The street protest that started right after Friday Muslim prayers saw demonstrators dressed in the group’s signature green and yellow as they held up mini flags in similar colours and banners calling for the rejection of ICERD, and for the government to retain the Sedition Act 1948.
Traffic slowed to a crawl as curious motorists paused to read the banners.
Those on foot, many who were wearing skullcaps and had just exited the mosque compound, also crossed the road to get a better look and listen to fiery speeches calling for Bumiputera and Malay power, made with the aid of a loud-hailer.
Their attention strayed and they moved on, persuaded perhaps by sight of several policemen standing near the intersection where the protest was held. But there were also the food and drink stalls set up near the mosque that appeared to draw their interest.
The demonstration, organised by the Selangor chapter of Perkasa, lasted roughly an hour.
After each speech, the demonstrators responded with cries of “Allahuakbar” while pumping their fists in the air.
The speakers issued conflicting messages. One called for reconciliation, another demanded the “social contracts” to be honoured, and yet a third warned of dire consequences befalling the country if the Malays were pushed to the extreme.
At the centre of all this was Perkasa president Datuk Paduka Ibrahim Ali.
Standing beneath an umbrella held by an aide to protect his head from the drizzle, the former Kelantan lawmaker urged passing Malay Muslims to defend their ancestral rights and uphold the monarchy as the source of Malaysia’s unity, among others.

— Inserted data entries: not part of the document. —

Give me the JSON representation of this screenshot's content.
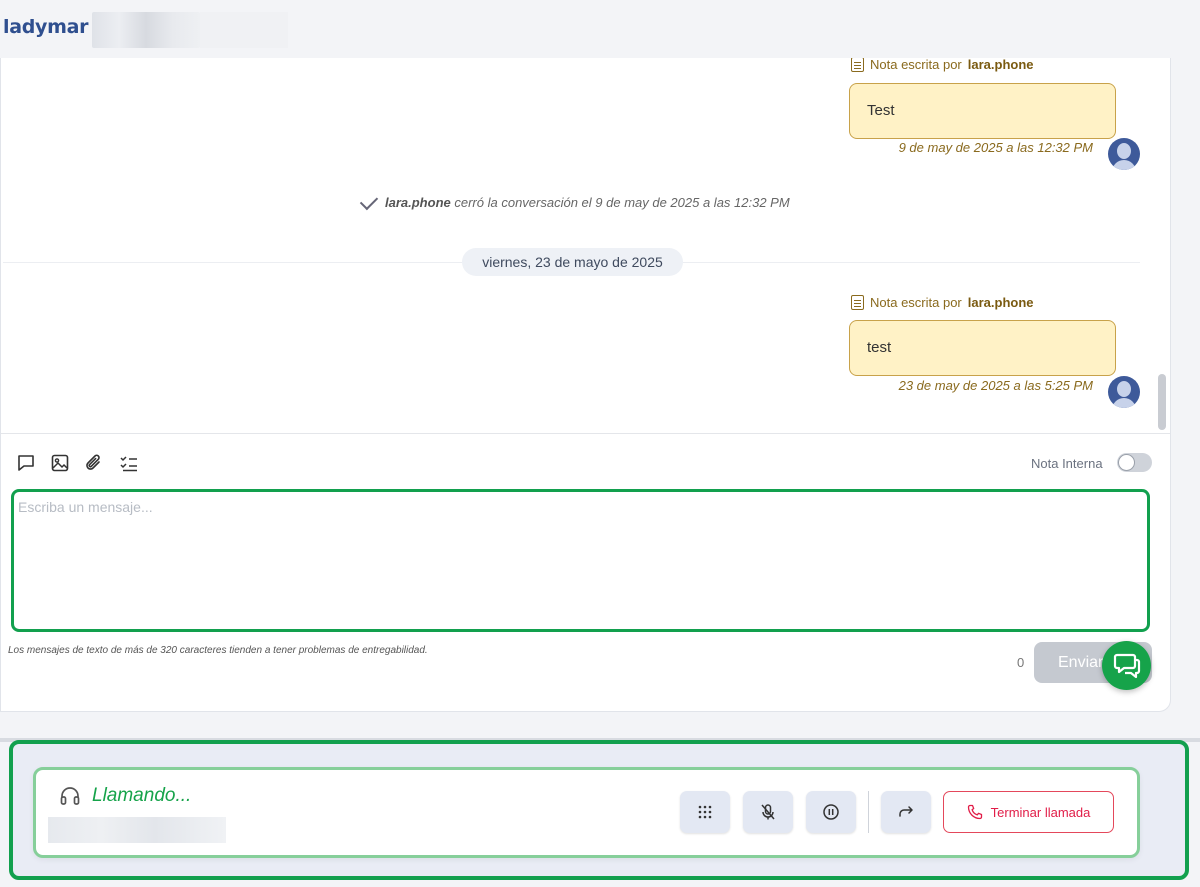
{
  "header": {
    "brand": "ladymar"
  },
  "conversation": {
    "notes": [
      {
        "prefix": "Nota escrita por",
        "author": "lara.phone",
        "text": "Test",
        "timestamp": "9 de may de 2025 a las 12:32 PM"
      },
      {
        "prefix": "Nota escrita por",
        "author": "lara.phone",
        "text": "test",
        "timestamp": "23 de may de 2025 a las 5:25 PM"
      }
    ],
    "closed_event": {
      "user": "lara.phone",
      "text": "cerró la conversación el 9 de may de 2025 a las 12:32 PM"
    },
    "date_divider": "viernes, 23 de mayo de 2025"
  },
  "composer": {
    "tools": [
      "message-icon",
      "image-icon",
      "paperclip-icon",
      "checklist-icon"
    ],
    "internal_note_label": "Nota Interna",
    "internal_note_on": false,
    "placeholder": "Escriba un mensaje...",
    "hint": "Los mensajes de texto de más de 320 caracteres tienden a tener problemas de entregabilidad.",
    "char_count": "0",
    "send_label": "Enviar"
  },
  "call": {
    "status": "Llamando...",
    "end_label": "Terminar llamada",
    "buttons": [
      "dialpad-icon",
      "mic-off-icon",
      "pause-icon",
      "transfer-icon"
    ],
    "accent": "#16a34a",
    "danger": "#e11d48"
  }
}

Speaking to reporters later, Ibrahim said he is personally undecided about participating in the planned mammoth anti-ICERD rally at Dataran Merdeka in Kuala Lumpur on December 8, which he hoped would not be used for the personal agenda of certain politicians.
“ICERD goes beyond political bickering as it affects the very status of Bumiputera and Islam in Malaysia.
“It could very well disrupt the social fabric, affecting even non-Bumiputera and non-Muslims,” he said.
However, he said he would not be able to stop Perkasa members from joining in.
Ibrahim also urged Prime Minister Tun Dr Mahathir Mohamad to clarify if Malaysia would be ratifying ICERD or otherwise instead of issuing conflicting statements.
“One moment he says it will be looked at, and then another he says it is unlikely to be ratified without two-thirds consent from the Dewan Rakyat.
“As a long-time supporter of Tun Dr Mahathir, I plead with him to make himself clear once and for all instead of confusing everyone,” Ibrahim added.
Shortly after the Perkasa protest, the Prime Minister’s Office issued a statement saying Malaysia will not ratify ICERD.
There are 13 other countries that have yet to sign or ratify the anti-discrimination treaty, including Myanmar, Brunei and North Korea.